With Leaside High School’s 75th anniversary being celebrated this year, Leaside Life is profiling a number of notable members of the school in various positions, as students, teachers, and more, to mark the milestone.
If you were a kid in the 60s, you were born into what most would argue is the greatest decade for rock ‘n roll. The Beatles, The Rolling Stones, The Doors, Jimi Hendrix, Bob Dylan, and Janis Joplin took the world by storm. With no internet or video games, kids listened to a lot of music on the radio, and many dreamed of being rock stars.
For 1982 Leaside High School grad Stephen Stanley, that dream became a reality with huge success in the music business – success which continues to this day.
Stanley’s musical training came initially through guitar lessons starting at 12 at the former Donview Club in Thorncliffe, followed by lessons at Dave Snider Music.
Stanley’s good friend, Howard Porter, remembers their early days together. “As teenagers, there’s no doubt that music was Stephen’s main passion. We’d always be talking about bands or the latest music and we’d listen to records or trade them back and forth. We lived in the same apartment building and I could often hear him practising his guitar through the heating vents. I’m sure the other tenants loved that! As he got more proficient on the guitar he was always searching out friends who he might be able to form a band with. Eventually, hanging out at band rehearsals or recording sessions became a big part of our social life.”

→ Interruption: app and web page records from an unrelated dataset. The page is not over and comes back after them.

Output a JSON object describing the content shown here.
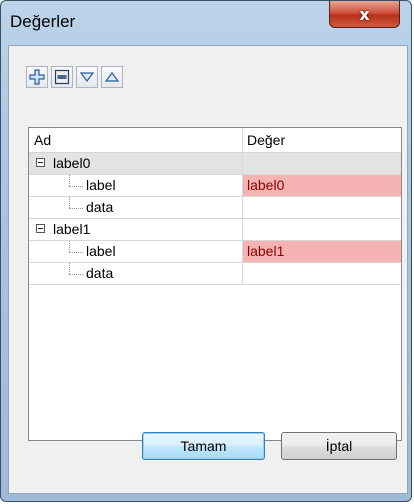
{
  "window": {
    "title": "Değerler",
    "close_glyph": "x"
  },
  "toolbar": {
    "buttons": [
      {
        "name": "add",
        "icon": "plus-icon"
      },
      {
        "name": "remove",
        "icon": "minus-icon"
      },
      {
        "name": "move-down",
        "icon": "triangle-down-icon"
      },
      {
        "name": "move-up",
        "icon": "triangle-up-icon"
      }
    ]
  },
  "grid": {
    "headers": {
      "name": "Ad",
      "value": "Değer"
    },
    "groups": [
      {
        "label": "label0",
        "children": [
          {
            "name": "label",
            "value": "label0",
            "highlight": true
          },
          {
            "name": "data",
            "value": "",
            "highlight": false
          }
        ]
      },
      {
        "label": "label1",
        "children": [
          {
            "name": "label",
            "value": "label1",
            "highlight": true
          },
          {
            "name": "data",
            "value": "",
            "highlight": false
          }
        ]
      }
    ]
  },
  "buttons": {
    "ok": "Tamam",
    "cancel": "İptal"
  },
  "colors": {
    "highlight": "#f6b3b3",
    "value_text": "#8b0000",
    "accent": "#3c7fb1"
  }
}
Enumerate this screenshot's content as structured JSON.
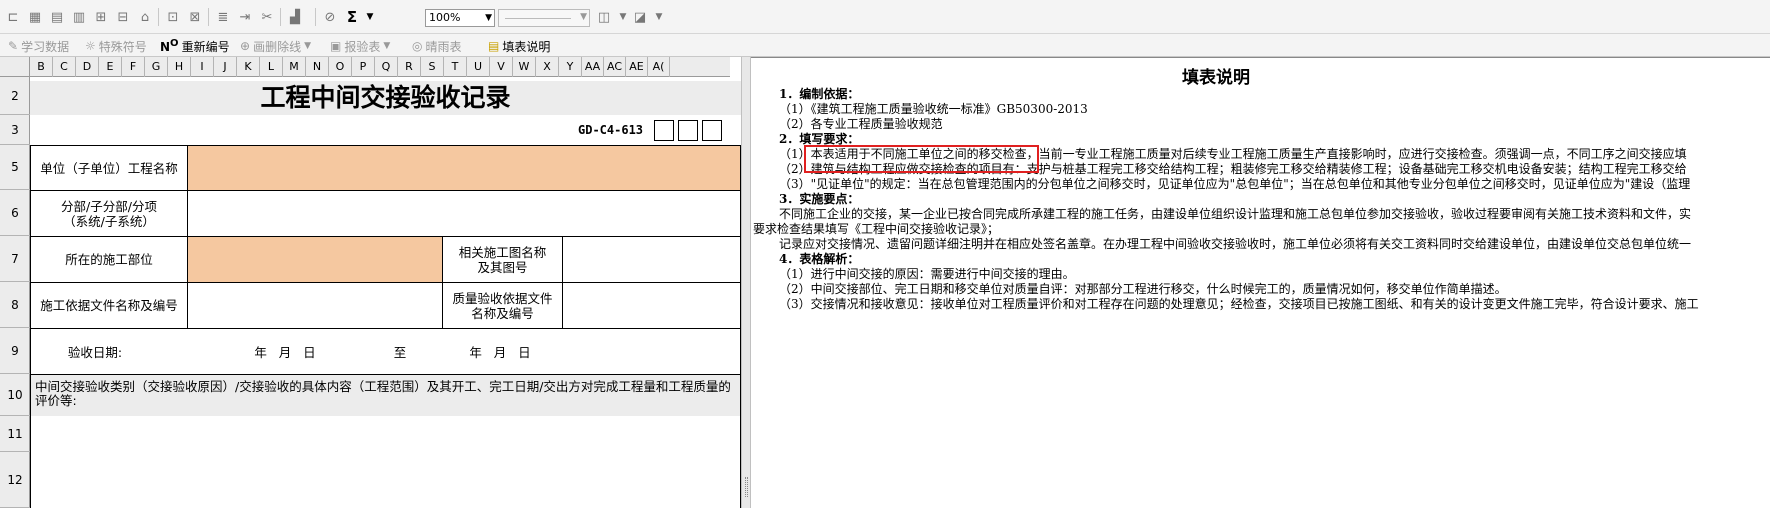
{
  "toolbar": {
    "zoom": "100%",
    "sum_icon": "Σ"
  },
  "toolbar2": {
    "items": [
      {
        "label": "学习数据",
        "icon": "✎",
        "enabled": false,
        "dropdown": false
      },
      {
        "label": "特殊符号",
        "icon": "☼",
        "enabled": false,
        "dropdown": false
      },
      {
        "label": "重新编号",
        "icon": "NO",
        "enabled": true,
        "dropdown": false
      },
      {
        "label": "画删除线",
        "icon": "⊕",
        "enabled": false,
        "dropdown": true
      },
      {
        "label": "报验表",
        "icon": "▣",
        "enabled": false,
        "dropdown": true
      },
      {
        "label": "晴雨表",
        "icon": "◎",
        "enabled": false,
        "dropdown": false
      },
      {
        "label": "填表说明",
        "icon": "▤",
        "enabled": true,
        "dropdown": false
      }
    ]
  },
  "sheet": {
    "columns": [
      "B",
      "C",
      "D",
      "E",
      "F",
      "G",
      "H",
      "I",
      "J",
      "K",
      "L",
      "M",
      "N",
      "O",
      "P",
      "Q",
      "R",
      "S",
      "T",
      "U",
      "V",
      "W",
      "X",
      "Y",
      "AA",
      "AC",
      "AE",
      "A("
    ],
    "rows": [
      "2",
      "3",
      "5",
      "6",
      "7",
      "8",
      "9",
      "10",
      "11",
      "12"
    ],
    "title": "工程中间交接验收记录",
    "form_code": "GD-C4-613",
    "labels": {
      "project_name": "单位（子单位）工程名称",
      "subitem": "分部/子分部/分项\n（系统/子系统）",
      "location": "所在的施工部位",
      "drawing": "相关施工图名称\n及其图号",
      "basis_doc": "施工依据文件名称及编号",
      "quality_doc": "质量验收依据文件\n名称及编号",
      "date_label": "验收日期:",
      "date_from": "年   月   日",
      "date_to_word": "至",
      "date_to": "年   月   日",
      "note": "中间交接验收类别（交接验收原因）/交接验收的具体内容（工程范围）及其开工、完工日期/交出方对完成工程量和工程质量的评价等:"
    }
  },
  "instructions": {
    "title": "填表说明",
    "lines": [
      {
        "text": "1．编制依据：",
        "bold": true,
        "indent": 0
      },
      {
        "text": "（1）《建筑工程施工质量验收统一标准》GB50300-2013",
        "bold": false,
        "indent": 0
      },
      {
        "text": "（2）各专业工程质量验收规范",
        "bold": false,
        "indent": 0
      },
      {
        "text": "2．填写要求：",
        "bold": true,
        "indent": 0
      },
      {
        "text": "（1）本表适用于不同施工单位之间的移交检查，当前一专业工程施工质量对后续专业工程施工质量生产直接影响时，应进行交接检查。须强调一点，不同工序之间交接应填",
        "bold": false,
        "indent": 0
      },
      {
        "text": "（2）建筑与结构工程应做交接检查的项目有：支护与桩基工程完工移交给结构工程；粗装修完工移交给精装修工程；设备基础完工移交机电设备安装；结构工程完工移交给",
        "bold": false,
        "indent": 0
      },
      {
        "text": "（3）\"见证单位\"的规定：当在总包管理范围内的分包单位之间移交时，见证单位应为\"总包单位\"；当在总包单位和其他专业分包单位之间移交时，见证单位应为\"建设（监理",
        "bold": false,
        "indent": 0
      },
      {
        "text": "3．实施要点：",
        "bold": true,
        "indent": 0
      },
      {
        "text": "不同施工企业的交接，某一企业已按合同完成所承建工程的施工任务，由建设单位组织设计监理和施工总包单位参加交接验收，验收过程要审阅有关施工技术资料和文件，实",
        "bold": false,
        "indent": 1
      },
      {
        "text": "要求检查结果填写《工程中间交接验收记录》；",
        "bold": false,
        "indent": -1
      },
      {
        "text": "记录应对交接情况、遗留问题详细注明并在相应处签名盖章。在办理工程中间验收交接验收时，施工单位必须将有关交工资料同时交给建设单位，由建设单位交总包单位统一",
        "bold": false,
        "indent": 1
      },
      {
        "text": "4．表格解析：",
        "bold": true,
        "indent": 0
      },
      {
        "text": "（1）进行中间交接的原因：需要进行中间交接的理由。",
        "bold": false,
        "indent": 0
      },
      {
        "text": "（2）中间交接部位、完工日期和移交单位对质量自评：对那部分工程进行移交，什么时候完工的，质量情况如何，移交单位作简单描述。",
        "bold": false,
        "indent": 0
      },
      {
        "text": "（3）交接情况和接收意见：接收单位对工程质量评价和对工程存在问题的处理意见；经检查，交接项目已按施工图纸、和有关的设计变更文件施工完毕，符合设计要求、施工",
        "bold": false,
        "indent": 0
      }
    ]
  },
  "colors": {
    "highlight_box": "#e02020",
    "input_fill": "#f5c8a0"
  }
}
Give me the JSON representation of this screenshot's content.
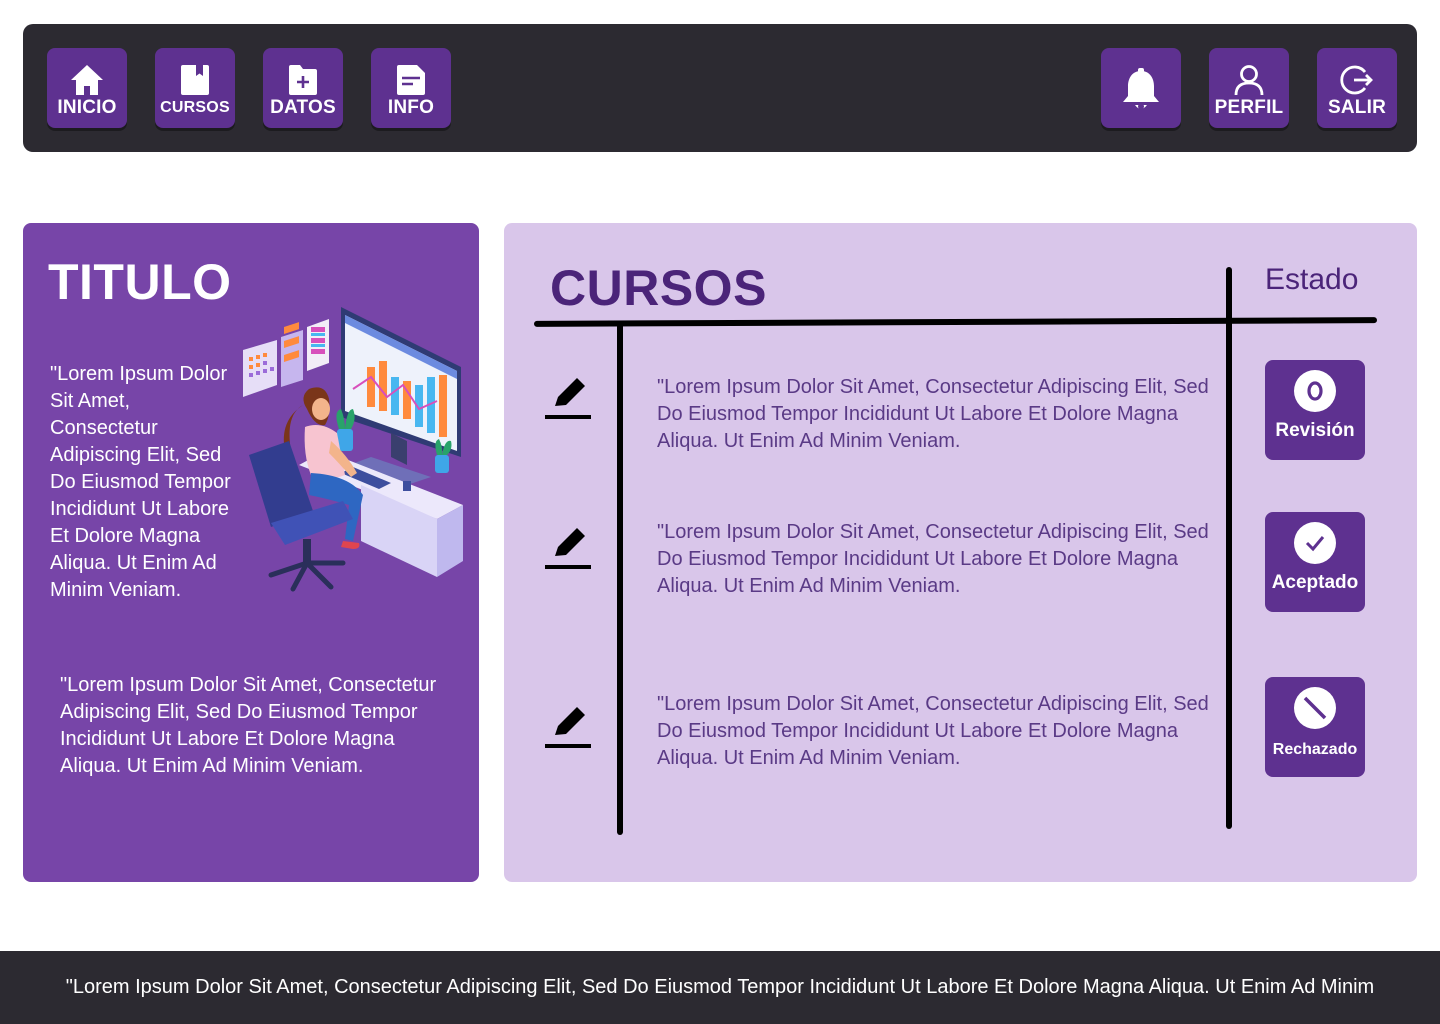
{
  "nav": {
    "left": [
      {
        "label": "INICIO",
        "icon": "home-icon"
      },
      {
        "label": "CURSOS",
        "icon": "book-icon"
      },
      {
        "label": "DATOS",
        "icon": "file-add-icon"
      },
      {
        "label": "INFO",
        "icon": "document-icon"
      }
    ],
    "right": [
      {
        "label": "",
        "icon": "bell-icon"
      },
      {
        "label": "PERFIL",
        "icon": "user-icon"
      },
      {
        "label": "SALIR",
        "icon": "logout-icon"
      }
    ]
  },
  "left_card": {
    "title": "TITULO",
    "paragraph1": "\"Lorem Ipsum Dolor Sit Amet, Consectetur Adipiscing Elit, Sed Do Eiusmod Tempor Incididunt Ut Labore Et Dolore Magna Aliqua. Ut Enim Ad Minim Veniam.",
    "paragraph2": "\"Lorem Ipsum Dolor Sit Amet, Consectetur Adipiscing Elit, Sed Do Eiusmod Tempor Incididunt Ut Labore Et Dolore Magna Aliqua. Ut Enim Ad Minim Veniam.",
    "illustration": "woman-at-computer-illustration"
  },
  "courses": {
    "title": "CURSOS",
    "status_header": "Estado",
    "rows": [
      {
        "text": "\"Lorem Ipsum Dolor Sit Amet, Consectetur Adipiscing Elit, Sed Do Eiusmod Tempor Incididunt Ut Labore Et Dolore Magna Aliqua. Ut Enim Ad Minim Veniam.",
        "status": "Revisión",
        "status_icon": "eye-icon"
      },
      {
        "text": "\"Lorem Ipsum Dolor Sit Amet, Consectetur Adipiscing Elit, Sed Do Eiusmod Tempor Incididunt Ut Labore Et Dolore Magna Aliqua. Ut Enim Ad Minim Veniam.",
        "status": "Aceptado",
        "status_icon": "check-icon"
      },
      {
        "text": "\"Lorem Ipsum Dolor Sit Amet, Consectetur Adipiscing Elit, Sed Do Eiusmod Tempor Incididunt Ut Labore Et Dolore Magna Aliqua. Ut Enim Ad Minim Veniam.",
        "status": "Rechazado",
        "status_icon": "ban-icon"
      }
    ]
  },
  "footer": {
    "text": "\"Lorem Ipsum Dolor Sit Amet, Consectetur Adipiscing Elit, Sed Do Eiusmod Tempor Incididunt Ut Labore Et Dolore Magna Aliqua. Ut Enim Ad Minim"
  },
  "colors": {
    "topbar": "#2c2a31",
    "button": "#5e3190",
    "left_card": "#7745a8",
    "right_card": "#d9c6ea",
    "heading": "#4b2479"
  }
}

In high school, Stanley played in several bands but opted for drama over music classes and participated in numerous musicals.
Stanley wrote music in his drama classes and remembers the one year when he, Porter, and Tim Kovacks wrote a song, called “The Christmas Haters” (which, he says, is ironic considering how much he loves Christmas). He laughs remembering Kovacks accidentally kicking out a power cord, blowing their performance.
But this incident was a funny but tiny blip on his music path. While studying at the University of Toronto, Stanley worked as an usher at Massey Hall and has memories of watching incredible musicians and bands including Bob Dylan, The Police, The Squeeze, and many more.
In 1986, Stanley formed the band Popular Front with Ron Hawkins and David Alexander. With the addition of John Arnott in 1990, the band Lowest of the Low was born.
The band was a quick success, drawing instant adulation on the city’s club circuit, and became one of Canada’s most popular indie rock bands. In 1991, they released their debut album, “Shakespeare, My Butt,” with iconic songs such as “Salesmen, Cheats and Liars,” and “Bleed a Little While Tonight,” being played on the airwaves to this day. The album was named one of the top-10 in Canadian music history as voted by readers of Chart magazine.
The band produced three more albums, was inducted into the Canadian Indie Music Hall of Fame in 2008, and was awarded gold records for “Shakespeare, My Butt.”
In 2010, the band toured to celebrate the 20th anniversary of their hit album, selling out shows, including one at Massey Hall, where Stanley had spent so many years as an usher.
In 2013, Stanley left the group and, in 2015, formed the Stephen Stanley Band, which released its first album, Jimmy & The Moon, in 2017. The album has garnered much acclaim in the press and with audiences around the world. They were invited to play in Germany in 2018 and subsequently toured the UK and Ireland.
For Stanley, it’s the “lyrics and themes which are the most important.” The songs resonate with emotion, rock, and jangle, which will hook you in right from the start.
Brent Jensen, the band’s manager, says of Stanley that “I think everyone should be so lucky as to experience his raw, genuine talent” and describes him as “a warm, humble, and sincere person.”
Take a listen to Jimmy & The Moon and stay tuned for a new album to be released in the near future.